‘Clusters’ of LEPs may decide key transport issues
Sub-national groups of local enterprise partnerships (LEPs) could be empowered by ministers to take key decisions on strategic transport issues, it can be revealed.
In the biggest indication yet about the role LEPs will play in transport, the Government has revealed it is looking at options to devolve decision-making and prioritisation of local transport schemes to the partnerships.
In response to the Commons transport select committee’s Transport and economy report, released in March, the Department for Transport (DfT) said: ‘We believe groups of LEPs, covering appropriate sub-national geographies, are well placed to work together on strategic transport issues.’
It added the Government was committed to establishing the best way to incentivise partnerships of LEPs to come together as ‘consortia’, in order to ‘reach the geographical critical mass needed to advise and decide on strategic transport priorities’.
The department pointed to the West Midlands where passenger transport executive, Centro, is working across three LEPs – the Black Country, Birmingham/Solihull and Coventry/Warwickshire – to develop an integrated transport strategy, as an emerging example of how this could happen.
The department also revealed it was already facilitating ‘thematic LEP groups’ on international gateways and local transport schemes. It is working closely with the business and local government departments to ensure transport considerations are ‘fully integrated into LEP activity’. A recent joint-departmental seminar was held to focus on infrastructure delivery and growth with LEPs.
In response to the transport committee’s fears of a gulf in regional transport planning, the department acknowledged ‘the need for co-ordination at a spatial level higher than individual local planning authorities on strategic issues, such as sub-national transport planning’. But reiterated the coalition was ‘committed to ending the top-down decision-making which ignores the specific needs and behaviour patterns of local communities’.
The department said it was engaging directly with LEPs in a co-ordinated way through its newly established hub teams, which were set up following the closure of the Government Offi ce Network.

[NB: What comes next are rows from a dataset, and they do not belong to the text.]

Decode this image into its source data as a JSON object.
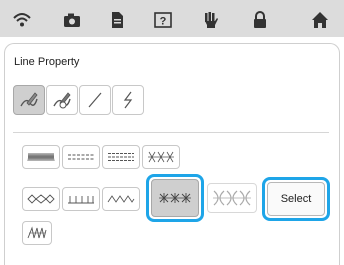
{
  "status_bar": {
    "icons": [
      "wifi-icon",
      "camera-icon",
      "document-icon",
      "help-icon",
      "hand-icon",
      "lock-icon",
      "home-icon"
    ]
  },
  "panel": {
    "title": "Line Property",
    "line_tools": [
      "pen-stroke-icon",
      "eraser-pen-icon",
      "straight-line-icon",
      "zigzag-line-icon"
    ],
    "stitch_patterns": [
      "zigzag-satin-stitch",
      "dashed-line-stitch",
      "double-dashed-stitch",
      "triple-cross-stitch",
      "chain-stitch",
      "blanket-stitch",
      "wave-stitch",
      "motif-stitch-selected",
      "motif-stitch-dimmed",
      "candlewick-stitch"
    ],
    "select_label": "Select",
    "highlight_color": "#1ea5e8"
  }
}
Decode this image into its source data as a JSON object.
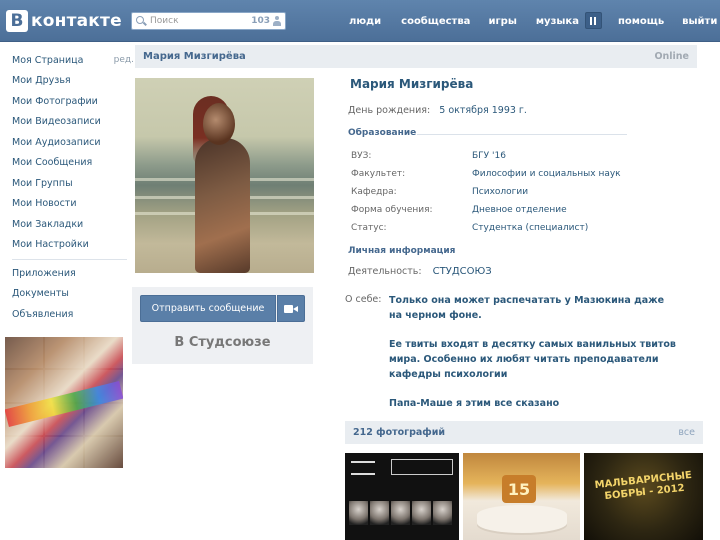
{
  "header": {
    "logo_letter": "В",
    "logo_text": "контакте",
    "search_placeholder": "Поиск",
    "search_count": "103",
    "nav": [
      "люди",
      "сообщества",
      "игры",
      "музыка",
      "помощь",
      "выйти"
    ]
  },
  "sidebar": {
    "items": [
      "Моя Страница",
      "Мои Друзья",
      "Мои Фотографии",
      "Мои Видеозаписи",
      "Мои Аудиозаписи",
      "Мои Сообщения",
      "Мои Группы",
      "Мои Новости",
      "Мои Закладки",
      "Мои Настройки"
    ],
    "edit_label": "ред.",
    "extra_items": [
      "Приложения",
      "Документы",
      "Объявления"
    ]
  },
  "profile": {
    "header_name": "Мария Мизгирёва",
    "status": "Online",
    "full_name": "Мария Мизгирёва",
    "birthday_label": "День рождения:",
    "birthday_value": "5 октября 1993 г.",
    "education_title": "Образование",
    "education": [
      {
        "label": "ВУЗ:",
        "value": "БГУ '16"
      },
      {
        "label": "Факультет:",
        "value": "Философии и социальных наук"
      },
      {
        "label": "Кафедра:",
        "value": "Психологии"
      },
      {
        "label": "Форма обучения:",
        "value": "Дневное отделение"
      },
      {
        "label": "Статус:",
        "value": "Студентка (специалист)"
      }
    ],
    "personal_title": "Личная информация",
    "activity_label": "Деятельность:",
    "activity_value": "СТУДСОЮЗ",
    "about_label": "О себе:",
    "about_paragraphs": [
      "Только она может распечатать у Мазюкина даже на черном фоне.",
      "Ее твиты входят в десятку самых ванильных твитов мира. Особенно их любят читать преподаватели кафедры психологии",
      "Папа-Маше я этим все сказано"
    ]
  },
  "actions": {
    "send_message": "Отправить сообщение",
    "group_name": "В Студсоюзе"
  },
  "photos": {
    "title": "212 фотографий",
    "all_link": "все",
    "photo3_text": "МАЛЬВАРИСНЫЕ БОБРЫ - 2012"
  }
}
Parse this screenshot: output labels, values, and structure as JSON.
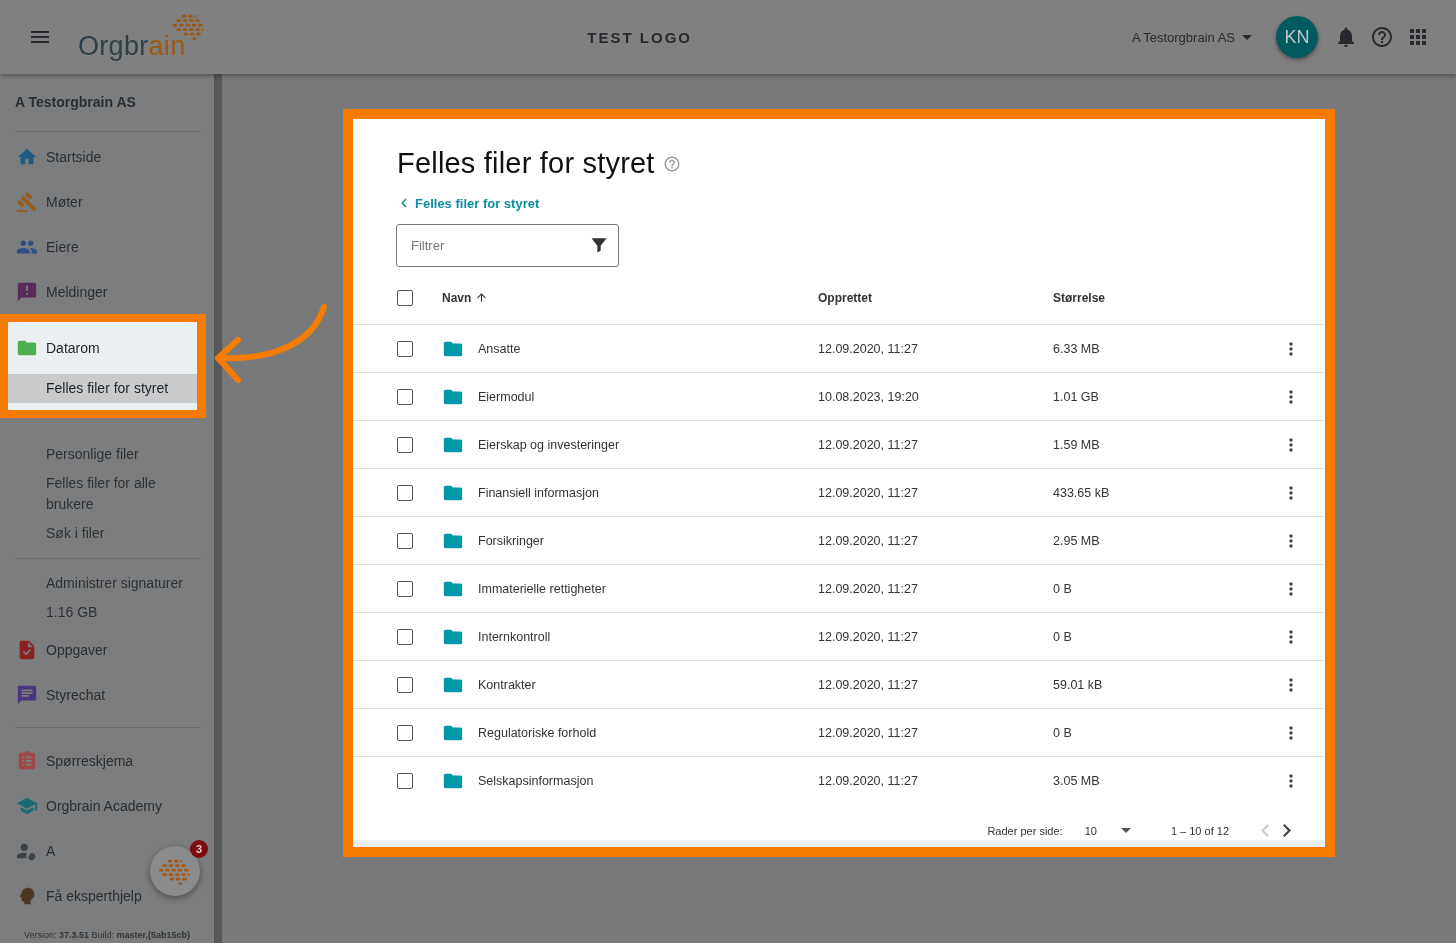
{
  "header": {
    "logo": [
      "Orgbr",
      "ain"
    ],
    "center_title": "TEST LOGO",
    "org_selector": "A Testorgbrain AS",
    "avatar": "KN"
  },
  "sidebar": {
    "org": "A Testorgbrain AS",
    "items": [
      {
        "kind": "nav",
        "label": "Startside",
        "selected": false,
        "highlighted": false
      },
      {
        "kind": "nav",
        "label": "Møter",
        "selected": false,
        "highlighted": false
      },
      {
        "kind": "nav",
        "label": "Eiere",
        "selected": false,
        "highlighted": false
      },
      {
        "kind": "nav",
        "label": "Meldinger",
        "selected": false,
        "highlighted": false
      },
      {
        "kind": "nav",
        "label": "Datarom",
        "selected": false,
        "highlighted": true
      },
      {
        "kind": "sub",
        "label": "Felles filer for styret",
        "selected": true,
        "highlighted": true
      },
      {
        "kind": "sub",
        "label": "Personlige filer",
        "selected": false,
        "highlighted": false
      },
      {
        "kind": "sub",
        "label": "Felles filer for alle brukere",
        "selected": false,
        "highlighted": false
      },
      {
        "kind": "sub",
        "label": "Søk i filer",
        "selected": false,
        "highlighted": false
      },
      {
        "kind": "divider"
      },
      {
        "kind": "sub",
        "label": "Administrer signaturer",
        "selected": false,
        "highlighted": false
      },
      {
        "kind": "sub",
        "label": "1.16 GB",
        "selected": false,
        "highlighted": false
      },
      {
        "kind": "nav",
        "label": "Oppgaver",
        "selected": false,
        "highlighted": false
      },
      {
        "kind": "nav",
        "label": "Styrechat",
        "selected": false,
        "highlighted": false
      },
      {
        "kind": "divider"
      },
      {
        "kind": "nav",
        "label": "Spørreskjema",
        "selected": false,
        "highlighted": false
      },
      {
        "kind": "nav",
        "label": "Orgbrain Academy",
        "selected": false,
        "highlighted": false
      },
      {
        "kind": "nav",
        "label": "A",
        "selected": false,
        "highlighted": false
      },
      {
        "kind": "nav",
        "label": "Få eksperthjelp",
        "selected": false,
        "highlighted": false
      }
    ],
    "chat_badge": "3",
    "version": "Version: **37.3.51** Build: **master,(5ab15cb)**"
  },
  "page": {
    "title": "Felles filer for styret",
    "breadcrumb": "Felles filer for styret",
    "filter": {
      "placeholder": "Filtrer"
    },
    "table": {
      "select_all": {
        "checked": false
      },
      "columns": [
        {
          "label": "Navn"
        },
        {
          "label": "Opprettet"
        },
        {
          "label": "Størrelse"
        }
      ],
      "rows": [
        {
          "name": "Ansatte",
          "created": "12.09.2020, 11:27",
          "size": "6.33 MB",
          "checked": false
        },
        {
          "name": "Eiermodul",
          "created": "10.08.2023, 19:20",
          "size": "1.01 GB",
          "checked": false
        },
        {
          "name": "Eierskap og investeringer",
          "created": "12.09.2020, 11:27",
          "size": "1.59 MB",
          "checked": false
        },
        {
          "name": "Finansiell informasjon",
          "created": "12.09.2020, 11:27",
          "size": "433.65 kB",
          "checked": false
        },
        {
          "name": "Forsikringer",
          "created": "12.09.2020, 11:27",
          "size": "2.95 MB",
          "checked": false
        },
        {
          "name": "Immaterielle rettigheter",
          "created": "12.09.2020, 11:27",
          "size": "0 B",
          "checked": false
        },
        {
          "name": "Internkontroll",
          "created": "12.09.2020, 11:27",
          "size": "0 B",
          "checked": false
        },
        {
          "name": "Kontrakter",
          "created": "12.09.2020, 11:27",
          "size": "59.01 kB",
          "checked": false
        },
        {
          "name": "Regulatoriske forhold",
          "created": "12.09.2020, 11:27",
          "size": "0 B",
          "checked": false
        },
        {
          "name": "Selskapsinformasjon",
          "created": "12.09.2020, 11:27",
          "size": "3.05 MB",
          "checked": false
        }
      ]
    },
    "pagination": {
      "rows_label": "Rader per side:",
      "page_size": "10",
      "range": "1 – 10 of 12",
      "prev": {
        "disabled": true
      },
      "next": {
        "disabled": false
      }
    }
  }
}
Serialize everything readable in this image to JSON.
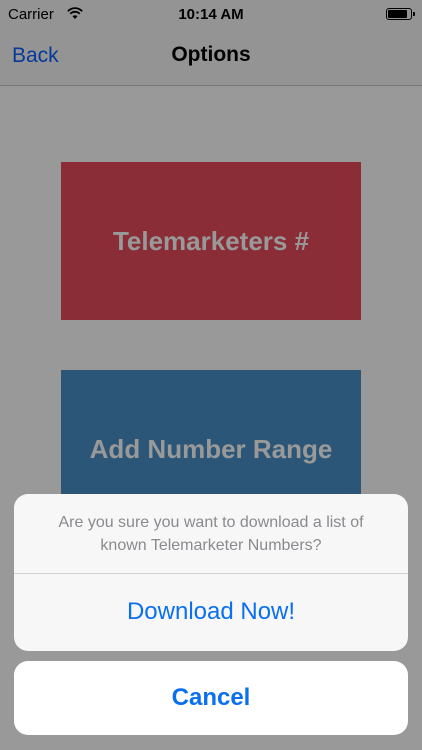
{
  "status_bar": {
    "carrier": "Carrier",
    "time": "10:14 AM",
    "icons": [
      "wifi-icon",
      "battery-icon"
    ]
  },
  "nav_bar": {
    "back_label": "Back",
    "title": "Options"
  },
  "main": {
    "buttons": [
      {
        "label": "Telemarketers #",
        "color": "#e74c5c"
      },
      {
        "label": "Add Number Range",
        "color": "#4a90c8"
      }
    ]
  },
  "action_sheet": {
    "message": "Are you sure you want to download a list of known Telemarketer Numbers?",
    "action_label": "Download Now!",
    "cancel_label": "Cancel",
    "accent_color": "#0a6ff0"
  }
}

‘The Government remains keen for LEPs to begin to engage with local transport prioritisation immediately for the current Spending Review period.
‘As set out in the local transport White Paper, the department will also be seeking to work directly with a small number of LEPs to agree a joint approach to tackling the worst congestion hotspots in the major urban areas.’
Committee chair Louise Ellman said the major concern was that LEPs, as currently structured, did not appropriately represent the regions. She told Surveyor: ‘These proposals do take this forward but we need to know a lot more about how they would work, and we will be asking the Government further questions about this.
‘The Government does seem to be recognising there is a problem with the current system, but we need more details about how this would happen and who will be consulted.’
Kate Henderson, chief executive of the TCPA, told Surveyor: ‘LEPs would be important advisers on issues, including transport, and help deliver largearea strategies. But whether they have a specifi c planning function, we would question, as they are not directly democratically accountable, and planning must be democratically accountable.
‘It would be useful for LEPs to be working together on infrastructure. Large-scale infrastructure investment is on spatial scale that may not be local, whether that is at a regional level or not, and transport is a good example of this. It is a welcome addition – the idea of LEP consortia/cross-working – as we need a strategic plan in place locally to create economic certainty and growth.’
David Carter, technical director at the consultancy, Parsons Brinckerhoff UK, said ‘We look forward to better understanding the role of LEPs and to working with them to help deliver their strategic priorities.’